# YOUR TASK:
In the records below, some lines contain the word "this". Copy each of them.

# DATA SHOWN:
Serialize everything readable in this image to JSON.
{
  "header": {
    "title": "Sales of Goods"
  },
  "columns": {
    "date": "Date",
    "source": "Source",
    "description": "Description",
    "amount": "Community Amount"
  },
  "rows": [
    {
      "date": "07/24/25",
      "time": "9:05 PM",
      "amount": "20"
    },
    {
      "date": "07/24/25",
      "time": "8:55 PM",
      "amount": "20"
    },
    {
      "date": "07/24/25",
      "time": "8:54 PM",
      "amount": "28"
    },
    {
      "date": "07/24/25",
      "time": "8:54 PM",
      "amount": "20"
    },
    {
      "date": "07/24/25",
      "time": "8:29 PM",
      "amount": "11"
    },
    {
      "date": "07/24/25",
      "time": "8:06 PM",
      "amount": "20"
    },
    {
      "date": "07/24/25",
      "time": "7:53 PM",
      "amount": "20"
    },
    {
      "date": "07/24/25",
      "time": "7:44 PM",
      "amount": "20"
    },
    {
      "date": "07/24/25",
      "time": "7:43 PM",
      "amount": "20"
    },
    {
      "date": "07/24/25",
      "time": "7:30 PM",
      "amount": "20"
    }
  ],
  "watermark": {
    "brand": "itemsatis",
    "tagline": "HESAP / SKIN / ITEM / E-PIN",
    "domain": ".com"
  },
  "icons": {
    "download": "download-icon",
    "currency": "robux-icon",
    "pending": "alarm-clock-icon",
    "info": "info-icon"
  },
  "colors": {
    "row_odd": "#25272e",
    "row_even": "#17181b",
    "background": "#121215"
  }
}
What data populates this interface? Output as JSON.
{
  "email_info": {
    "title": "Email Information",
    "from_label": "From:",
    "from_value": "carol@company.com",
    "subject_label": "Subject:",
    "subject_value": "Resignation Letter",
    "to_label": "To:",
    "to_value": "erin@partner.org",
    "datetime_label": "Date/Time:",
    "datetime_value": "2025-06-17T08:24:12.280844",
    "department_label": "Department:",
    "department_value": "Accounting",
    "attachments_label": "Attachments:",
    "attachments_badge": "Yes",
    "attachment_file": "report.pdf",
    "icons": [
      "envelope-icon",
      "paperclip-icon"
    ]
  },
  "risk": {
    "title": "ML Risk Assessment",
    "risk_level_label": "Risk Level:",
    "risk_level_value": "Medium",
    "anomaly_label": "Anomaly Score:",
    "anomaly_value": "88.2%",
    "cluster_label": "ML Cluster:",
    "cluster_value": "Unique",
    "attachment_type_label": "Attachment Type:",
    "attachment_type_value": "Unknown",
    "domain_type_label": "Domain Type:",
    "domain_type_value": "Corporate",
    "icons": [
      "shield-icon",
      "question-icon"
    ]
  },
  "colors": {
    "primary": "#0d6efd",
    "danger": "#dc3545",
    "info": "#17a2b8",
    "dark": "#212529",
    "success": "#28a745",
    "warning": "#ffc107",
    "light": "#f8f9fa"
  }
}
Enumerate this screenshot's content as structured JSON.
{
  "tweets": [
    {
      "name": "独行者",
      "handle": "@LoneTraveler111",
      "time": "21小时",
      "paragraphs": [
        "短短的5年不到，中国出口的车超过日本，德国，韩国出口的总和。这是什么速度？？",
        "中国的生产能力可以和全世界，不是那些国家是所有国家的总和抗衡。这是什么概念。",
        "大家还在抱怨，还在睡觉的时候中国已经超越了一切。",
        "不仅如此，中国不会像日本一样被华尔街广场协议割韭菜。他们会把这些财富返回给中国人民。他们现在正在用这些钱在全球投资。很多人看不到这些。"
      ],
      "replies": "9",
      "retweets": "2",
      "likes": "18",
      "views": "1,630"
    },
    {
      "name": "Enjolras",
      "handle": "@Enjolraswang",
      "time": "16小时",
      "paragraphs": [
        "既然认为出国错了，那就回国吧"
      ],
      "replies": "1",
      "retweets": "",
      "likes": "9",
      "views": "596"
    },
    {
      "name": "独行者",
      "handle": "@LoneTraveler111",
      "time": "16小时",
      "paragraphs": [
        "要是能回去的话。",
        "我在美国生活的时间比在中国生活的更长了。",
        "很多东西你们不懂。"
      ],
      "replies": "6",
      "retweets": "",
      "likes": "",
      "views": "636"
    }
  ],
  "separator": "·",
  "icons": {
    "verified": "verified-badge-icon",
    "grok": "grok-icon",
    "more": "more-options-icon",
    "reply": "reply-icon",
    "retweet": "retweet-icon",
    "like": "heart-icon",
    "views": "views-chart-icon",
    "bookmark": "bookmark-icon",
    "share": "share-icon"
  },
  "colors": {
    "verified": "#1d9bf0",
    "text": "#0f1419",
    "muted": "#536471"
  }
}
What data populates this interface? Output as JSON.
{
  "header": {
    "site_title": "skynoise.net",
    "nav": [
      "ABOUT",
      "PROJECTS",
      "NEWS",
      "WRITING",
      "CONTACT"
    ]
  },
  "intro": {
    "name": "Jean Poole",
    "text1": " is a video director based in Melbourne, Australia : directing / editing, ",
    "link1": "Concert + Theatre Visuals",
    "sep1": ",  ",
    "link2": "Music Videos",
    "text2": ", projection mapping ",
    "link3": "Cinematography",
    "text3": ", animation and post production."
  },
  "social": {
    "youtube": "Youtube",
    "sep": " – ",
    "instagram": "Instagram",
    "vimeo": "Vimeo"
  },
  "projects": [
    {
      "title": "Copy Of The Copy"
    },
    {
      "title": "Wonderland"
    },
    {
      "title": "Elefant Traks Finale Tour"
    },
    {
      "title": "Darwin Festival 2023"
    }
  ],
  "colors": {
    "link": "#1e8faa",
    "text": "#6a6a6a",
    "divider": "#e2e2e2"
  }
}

# EXPECTED OUTPUT:
Serialize everything readable in this image to JSON.
What data populates this interface? Output as JSON.
Enumerate this screenshot's content as structured JSON.
What data populates this interface? Output as JSON.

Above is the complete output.